Support for both mother tongue medium education and bilingual teachers is in “The Hague Recommendations Regarding the Education Rights of National Minorities” from the High Commissioner on National Minorities of the Organization for Security and Cooperation in Europe (see www.osce.org/hcnm/); and also the UN Educational, Scientific and Cultural Organization’s (www.unesco.org) Education in a Multilingual World, UNESCO Education Position Paper, 2003 and Safeguarding of Endangered Languages.
4. Draft Article 19, Accessibility
A sign language interpreter is like an interpreter for any other language, who interprets from one language to another. Sign language interpreters have many years of special training to become qualified interpreters, just as spoken language interpreters do. In many countries sign language interpreters are put in the same category as personal assistants for people with disabilities, which is a big mistake.
Item 2 (b) mentions assistants and intermediaries. This wording will, in many ways, cause confusion and lead to a wrong interpretation of meaning and needs. Deaf people do not need a sign language interpreter “to facilitate accessibility to public buildings…” as is mentioned in item 2 (b). WFD proposes that item 2 (b) be divided into two parts, (b) 1 and (b) 2; the first to address personal assistants and the second sign language interpreting services.
The present Draft Article 2 (b) can become 2 (b) 1 with only small changes, as follows:
(b) 1: provide other forms of live assistance including guides, readers and captioning, to facilitate accessibility to public buildings, facilities and information;

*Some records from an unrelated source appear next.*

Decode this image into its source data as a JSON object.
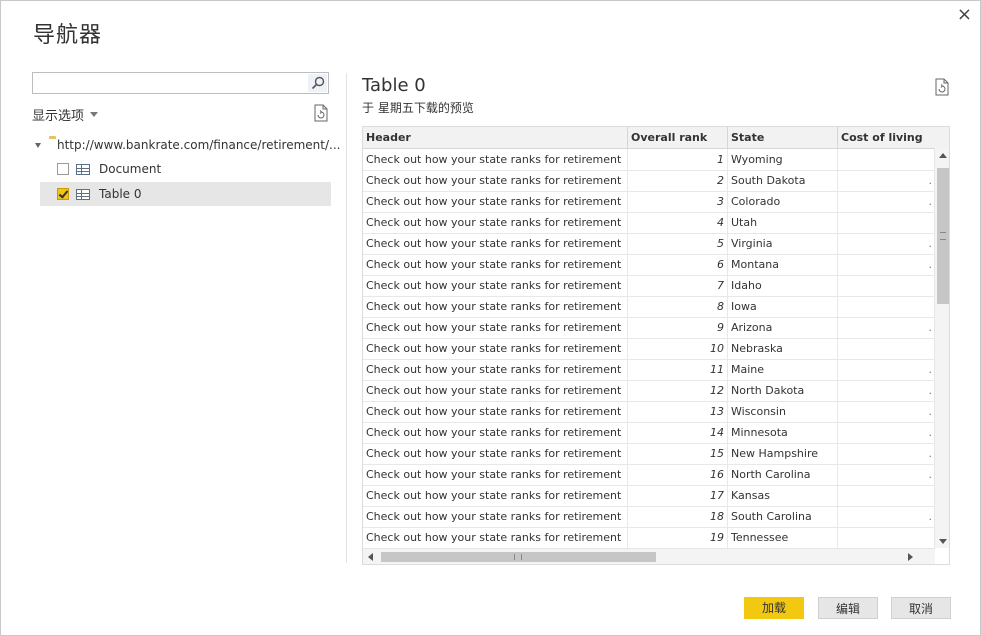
{
  "window": {
    "title": "导航器",
    "close_label": "×"
  },
  "left": {
    "search_value": "",
    "display_options_label": "显示选项",
    "tree_root": "http://www.bankrate.com/finance/retirement/...",
    "items": [
      {
        "label": "Document",
        "checked": false
      },
      {
        "label": "Table 0",
        "checked": true
      }
    ]
  },
  "preview": {
    "title": "Table 0",
    "subtitle": "于 星期五下载的预览",
    "columns": [
      "Header",
      "Overall rank",
      "State",
      "Cost of living"
    ],
    "rows": [
      {
        "header": "Check out how your state ranks for retirement",
        "rank": "1",
        "state": "Wyoming",
        "cost": ""
      },
      {
        "header": "Check out how your state ranks for retirement",
        "rank": "2",
        "state": "South Dakota",
        "cost": "."
      },
      {
        "header": "Check out how your state ranks for retirement",
        "rank": "3",
        "state": "Colorado",
        "cost": "."
      },
      {
        "header": "Check out how your state ranks for retirement",
        "rank": "4",
        "state": "Utah",
        "cost": ""
      },
      {
        "header": "Check out how your state ranks for retirement",
        "rank": "5",
        "state": "Virginia",
        "cost": "."
      },
      {
        "header": "Check out how your state ranks for retirement",
        "rank": "6",
        "state": "Montana",
        "cost": "."
      },
      {
        "header": "Check out how your state ranks for retirement",
        "rank": "7",
        "state": "Idaho",
        "cost": ""
      },
      {
        "header": "Check out how your state ranks for retirement",
        "rank": "8",
        "state": "Iowa",
        "cost": ""
      },
      {
        "header": "Check out how your state ranks for retirement",
        "rank": "9",
        "state": "Arizona",
        "cost": "."
      },
      {
        "header": "Check out how your state ranks for retirement",
        "rank": "10",
        "state": "Nebraska",
        "cost": ""
      },
      {
        "header": "Check out how your state ranks for retirement",
        "rank": "11",
        "state": "Maine",
        "cost": "."
      },
      {
        "header": "Check out how your state ranks for retirement",
        "rank": "12",
        "state": "North Dakota",
        "cost": "."
      },
      {
        "header": "Check out how your state ranks for retirement",
        "rank": "13",
        "state": "Wisconsin",
        "cost": "."
      },
      {
        "header": "Check out how your state ranks for retirement",
        "rank": "14",
        "state": "Minnesota",
        "cost": "."
      },
      {
        "header": "Check out how your state ranks for retirement",
        "rank": "15",
        "state": "New Hampshire",
        "cost": "."
      },
      {
        "header": "Check out how your state ranks for retirement",
        "rank": "16",
        "state": "North Carolina",
        "cost": "."
      },
      {
        "header": "Check out how your state ranks for retirement",
        "rank": "17",
        "state": "Kansas",
        "cost": ""
      },
      {
        "header": "Check out how your state ranks for retirement",
        "rank": "18",
        "state": "South Carolina",
        "cost": "."
      },
      {
        "header": "Check out how your state ranks for retirement",
        "rank": "19",
        "state": "Tennessee",
        "cost": ""
      }
    ]
  },
  "buttons": {
    "load": "加载",
    "edit": "编辑",
    "cancel": "取消"
  },
  "colors": {
    "accent": "#f2c811",
    "checkbox_checked": "#f0c419",
    "selected_bg": "#e6e6e6"
  },
  "icons": {
    "close": "close-icon",
    "search": "search-icon",
    "refresh": "refresh-icon",
    "folder": "folder-icon",
    "table": "table-icon"
  }
}
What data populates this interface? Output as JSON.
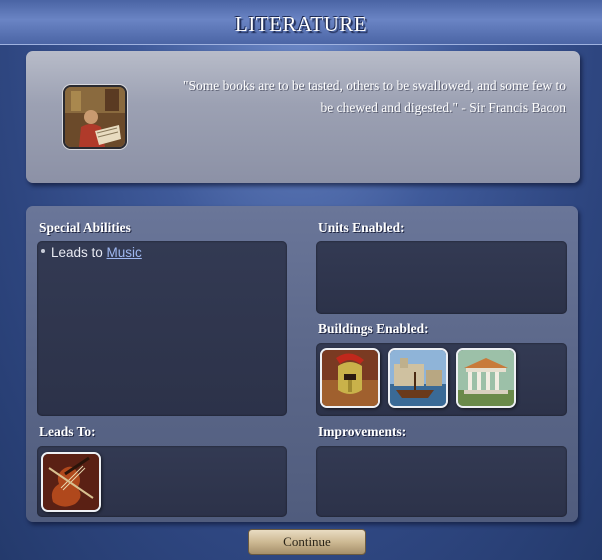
{
  "window": {
    "title": "LITERATURE"
  },
  "header": {
    "tech_icon": "literature-scholar-icon",
    "quote": "\"Some books are to be tasted, others to be swallowed, and some few to be chewed and digested.\" - Sir Francis Bacon"
  },
  "sections": {
    "special_abilities": {
      "label": "Special Abilities",
      "items": [
        {
          "prefix": "Leads to ",
          "link": "Music"
        }
      ]
    },
    "units_enabled": {
      "label": "Units Enabled:"
    },
    "buildings_enabled": {
      "label": "Buildings Enabled:",
      "items": [
        {
          "icon": "gladiator-helmet-icon"
        },
        {
          "icon": "harbor-ship-icon"
        },
        {
          "icon": "temple-building-icon"
        }
      ]
    },
    "leads_to": {
      "label": "Leads To:",
      "items": [
        {
          "icon": "violin-music-icon"
        }
      ]
    },
    "improvements": {
      "label": "Improvements:"
    }
  },
  "buttons": {
    "continue": "Continue"
  },
  "colors": {
    "background": "#2e4680",
    "panel_light": "#9ca1b3",
    "panel_main": "#5b6789",
    "inner_box": "#2f3650",
    "link": "#9fb8f0",
    "button": "#cdb993"
  }
}
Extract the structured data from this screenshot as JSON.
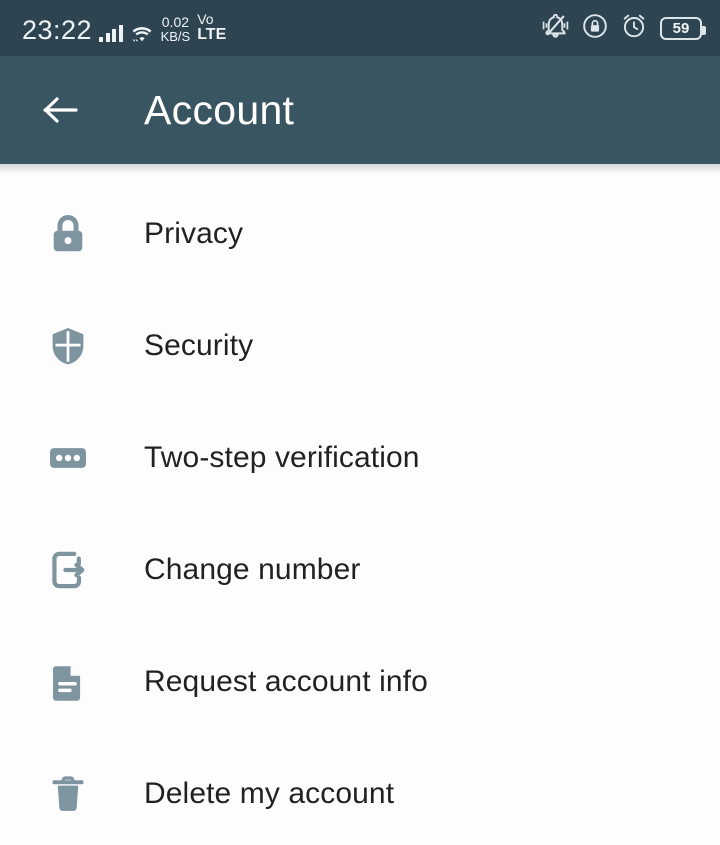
{
  "status_bar": {
    "time": "23:22",
    "network_speed_value": "0.02",
    "network_speed_unit": "KB/S",
    "volte_top": "Vo",
    "volte_bottom": "LTE",
    "battery_percent": "59",
    "icons": [
      "signal-bars-icon",
      "wifi-icon",
      "silent-bell-icon",
      "screen-lock-icon",
      "alarm-clock-icon",
      "battery-icon"
    ],
    "background_color": "#2e4450",
    "foreground_color": "#eef3f5"
  },
  "app_bar": {
    "title": "Account",
    "back_icon": "back-arrow-icon",
    "background_color": "#3a5562",
    "title_color": "#ffffff"
  },
  "settings_list": {
    "icon_color": "#7e95a0",
    "label_color": "#1f2123",
    "items": [
      {
        "label": "Privacy",
        "icon": "lock-icon"
      },
      {
        "label": "Security",
        "icon": "shield-icon"
      },
      {
        "label": "Two-step verification",
        "icon": "pin-dots-icon"
      },
      {
        "label": "Change number",
        "icon": "phone-exit-arrow-icon"
      },
      {
        "label": "Request account info",
        "icon": "document-icon"
      },
      {
        "label": "Delete my account",
        "icon": "trash-icon"
      }
    ]
  }
}
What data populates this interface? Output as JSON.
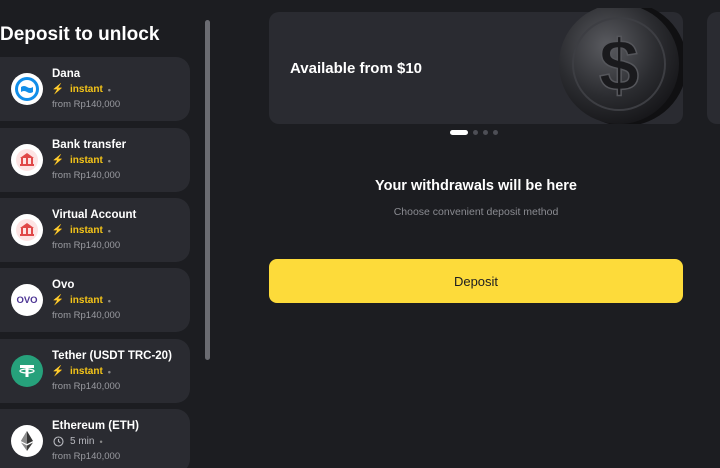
{
  "sidebar": {
    "title": "Deposit to unlock",
    "methods": [
      {
        "name": "Dana",
        "speed": "instant",
        "from": "from Rp140,000",
        "icon": "dana-icon"
      },
      {
        "name": "Bank transfer",
        "speed": "instant",
        "from": "from Rp140,000",
        "icon": "bank-icon"
      },
      {
        "name": "Virtual Account",
        "speed": "instant",
        "from": "from Rp140,000",
        "icon": "bank-icon"
      },
      {
        "name": "Ovo",
        "speed": "instant",
        "from": "from Rp140,000",
        "icon": "ovo-icon",
        "icon_text": "OVO"
      },
      {
        "name": "Tether (USDT TRC-20)",
        "speed": "instant",
        "from": "from Rp140,000",
        "icon": "tether-icon"
      },
      {
        "name": "Ethereum (ETH)",
        "speed": "5 min",
        "from": "from Rp140,000",
        "icon": "ethereum-icon"
      }
    ]
  },
  "banner": {
    "text": "Available from $10",
    "slides": 4,
    "active_slide": 1
  },
  "empty_state": {
    "title": "Your withdrawals will be here",
    "subtitle": "Choose convenient deposit method"
  },
  "deposit_button": {
    "label": "Deposit"
  },
  "colors": {
    "accent": "#fddb3a",
    "speed_instant": "#f5c518",
    "background": "#1c1d21",
    "card": "#2a2b31"
  }
}
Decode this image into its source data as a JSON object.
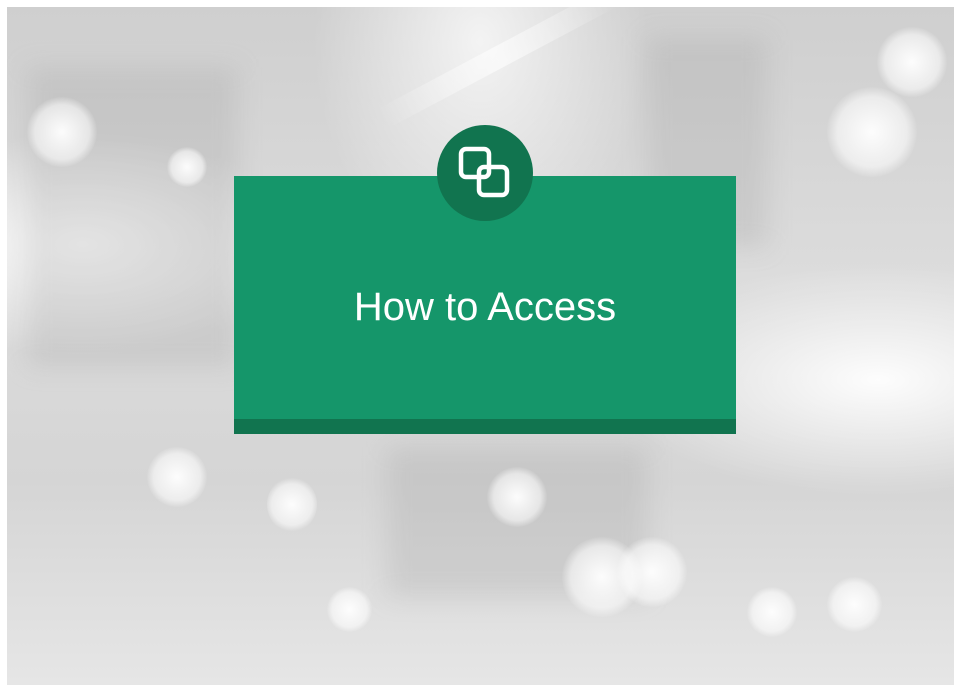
{
  "slide": {
    "title": "How to Access",
    "icon": "copy-windows-icon"
  },
  "colors": {
    "card_green": "#15966a",
    "card_dark_green": "#11744f",
    "text": "#ffffff",
    "background": "#d8d8d8"
  }
}
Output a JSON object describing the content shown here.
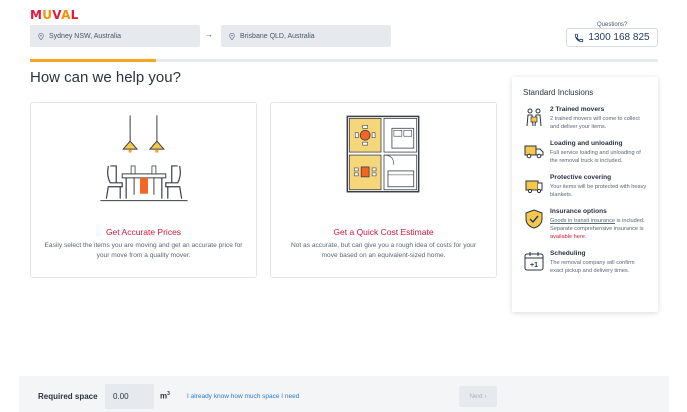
{
  "brand": {
    "logo_letters": [
      "M",
      "U",
      "V",
      "A",
      "L"
    ],
    "logo_text": "MUVAL"
  },
  "route": {
    "from": "Sydney NSW, Australia",
    "to": "Brisbane QLD, Australia",
    "arrow": "→"
  },
  "contact": {
    "label": "Questions?",
    "phone": "1300 168 825"
  },
  "progress": {
    "percent": 20
  },
  "main": {
    "title": "How can we help you?",
    "cards": [
      {
        "title": "Get Accurate Prices",
        "description": "Easily select the items you are moving and get an accurate price for your move from a quality mover."
      },
      {
        "title": "Get a Quick Cost Estimate",
        "description": "Not as accurate, but can give you a rough idea of costs for your move based on an equivalent-sized home."
      }
    ]
  },
  "inclusions": {
    "heading": "Standard Inclusions",
    "items": [
      {
        "title": "2 Trained movers",
        "desc": "2 trained movers will come to collect and deliver your items."
      },
      {
        "title": "Loading and unloading",
        "desc": "Full service loading and unloading of the removal truck is included."
      },
      {
        "title": "Protective covering",
        "desc": "Your items will be protected with heavy blankets."
      },
      {
        "title": "Insurance options",
        "desc_link": "Goods in transit insurance",
        "desc_mid": " is included. Separate comprehensive insurance is ",
        "desc_red": "available here."
      },
      {
        "title": "Scheduling",
        "desc": "The removal company will confirm exact pickup and delivery times.",
        "calendar_label": "+1"
      }
    ]
  },
  "footer": {
    "required_label": "Required space",
    "value": "0.00",
    "unit": "m",
    "unit_sup": "3",
    "link": "I already know how much space I need",
    "next": "Next ›"
  },
  "colors": {
    "accent": "#f5a623",
    "brand_red": "#e5173f",
    "link": "#2a7bd1"
  }
}
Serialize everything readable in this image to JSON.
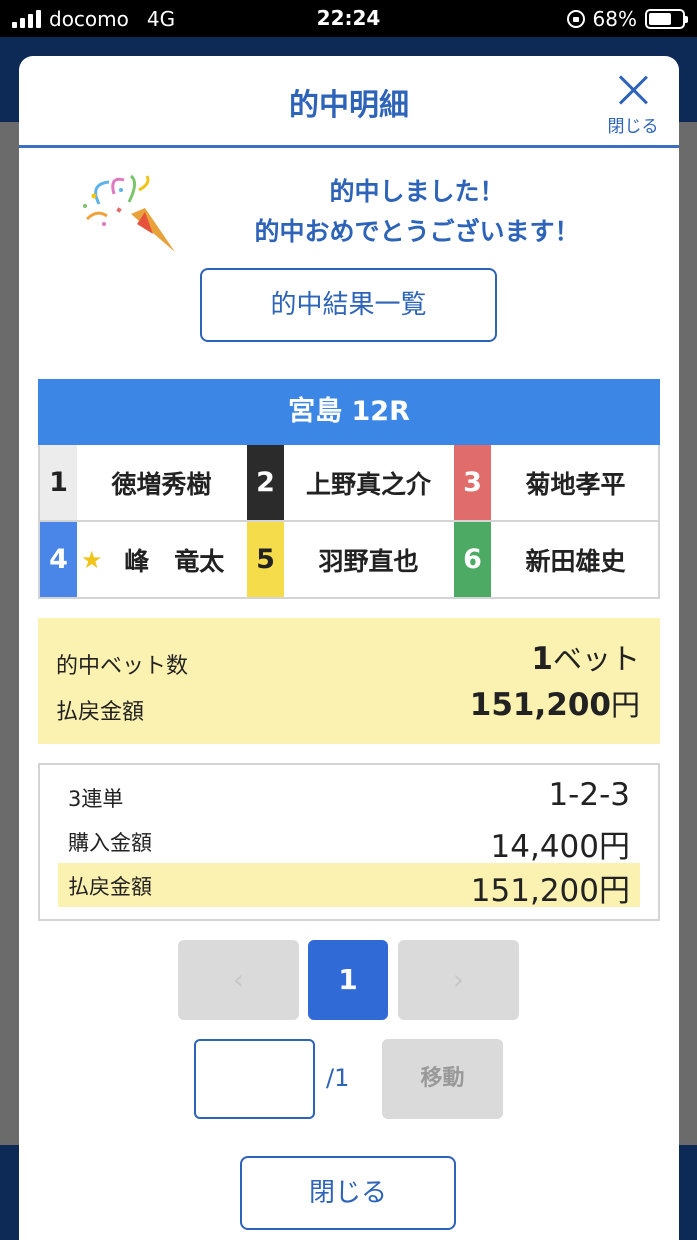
{
  "status_bar": {
    "carrier": "docomo",
    "network": "4G",
    "time": "22:24",
    "battery": "68%",
    "battery_level": 0.68
  },
  "modal": {
    "title": "的中明細",
    "close_label": "閉じる",
    "congrats_line1": "的中しました！",
    "congrats_line2": "的中おめでとうございます！",
    "result_list_button": "的中結果一覧"
  },
  "race": {
    "label": "宮島 12R",
    "racers": [
      {
        "number": "1",
        "name": "徳増秀樹",
        "color": "#ececec",
        "num_color": "#222222"
      },
      {
        "number": "2",
        "name": "上野真之介",
        "color": "#2b2b2b",
        "num_color": "#ffffff"
      },
      {
        "number": "3",
        "name": "菊地孝平",
        "color": "#e06c6c",
        "num_color": "#ffffff"
      },
      {
        "number": "4",
        "name": "峰　竜太",
        "color": "#4a86e8",
        "num_color": "#ffffff",
        "starred": true
      },
      {
        "number": "5",
        "name": "羽野直也",
        "color": "#f5dc4a",
        "num_color": "#222222"
      },
      {
        "number": "6",
        "name": "新田雄史",
        "color": "#4caa64",
        "num_color": "#ffffff"
      }
    ]
  },
  "summary": {
    "hit_bets_label": "的中ベット数",
    "hit_bets_num": "1",
    "hit_bets_unit": "ベット",
    "payout_label": "払戻金額",
    "payout_num": "151,200",
    "payout_unit": "円"
  },
  "detail": {
    "bet_type": "3連単",
    "combination": "1-2-3",
    "purchase_label": "購入金額",
    "purchase_amount": "14,400円",
    "payout_label": "払戻金額",
    "payout_amount": "151,200円"
  },
  "pager": {
    "prev_symbol": "‹",
    "current_page": "1",
    "next_symbol": "›",
    "input_value": "",
    "total": "/1",
    "move_label": "移動"
  },
  "footer": {
    "close_label": "閉じる"
  },
  "colors": {
    "accent": "#2d63b8",
    "race_bar": "#3c86e6",
    "highlight": "#fbf1b0",
    "current_page": "#2f6ad6"
  }
}
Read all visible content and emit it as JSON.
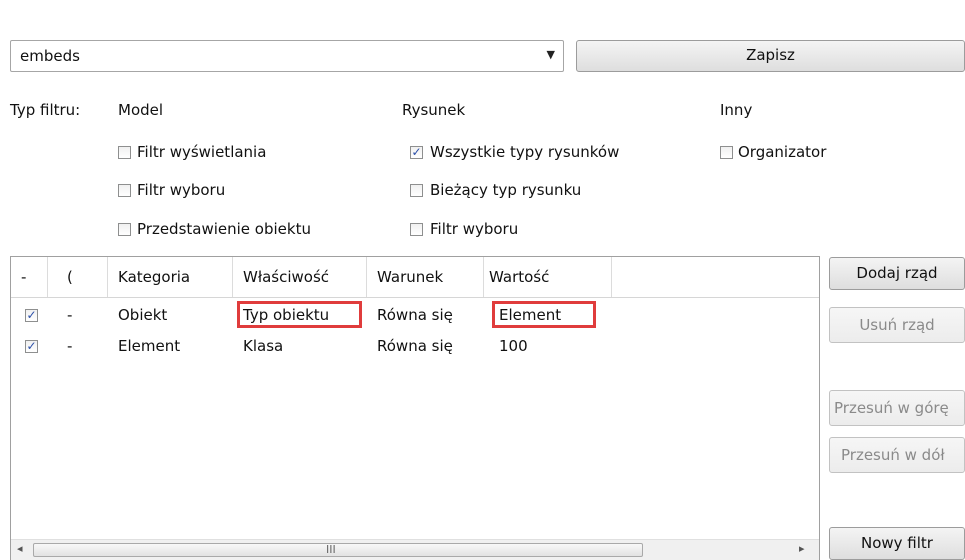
{
  "filter_combo": {
    "value": "embeds",
    "arrow_icon": "dropdown-arrow-icon"
  },
  "save_button": "Zapisz",
  "filter_type": {
    "label": "Typ filtru:",
    "model": {
      "heading": "Model",
      "options": [
        {
          "label": "Filtr wyświetlania",
          "checked": false
        },
        {
          "label": "Filtr wyboru",
          "checked": false
        },
        {
          "label": "Przedstawienie obiektu",
          "checked": false
        }
      ]
    },
    "drawing": {
      "heading": "Rysunek",
      "options": [
        {
          "label": "Wszystkie typy rysunków",
          "checked": true
        },
        {
          "label": "Bieżący typ rysunku",
          "checked": false
        },
        {
          "label": "Filtr wyboru",
          "checked": false
        }
      ]
    },
    "other": {
      "heading": "Inny",
      "options": [
        {
          "label": "Organizator",
          "checked": false
        }
      ]
    }
  },
  "grid": {
    "columns": [
      "-",
      "(",
      "Kategoria",
      "Właściwość",
      "Warunek",
      "Wartość"
    ],
    "rows": [
      {
        "checked": true,
        "paren": "-",
        "category": "Obiekt",
        "property": "Typ obiektu",
        "condition": "Równa się",
        "value": "Element",
        "highlighted": true
      },
      {
        "checked": true,
        "paren": "-",
        "category": "Element",
        "property": "Klasa",
        "condition": "Równa się",
        "value": "100",
        "highlighted": false
      }
    ],
    "scroll": {
      "left_icon": "scroll-left-icon",
      "right_icon": "scroll-right-icon",
      "grip": "III"
    }
  },
  "side_buttons": {
    "add_row": "Dodaj rząd",
    "remove_row": "Usuń rząd",
    "move_up": "Przesuń w górę",
    "move_down": "Przesuń w dół",
    "new_filter": "Nowy filtr"
  },
  "colors": {
    "highlight": "#e03c3c",
    "check_mark": "#2a4ea8"
  }
}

The new paragraph 2 (b) 2 concerning sign language interpreting services should be as follows:
(b) 2: provide sign language interpreters as intermediaries to interpret information from spoken language into sign language and from sign language into spoken language for access to public services, education and participation.
Footnote 71 will then not be needed, if item 2 (b) is divided in this way.
Prepared by Dr Liisa Kauppinen, WFD President Emeritus
Advisors: WFD Expert and WFD General Secretary.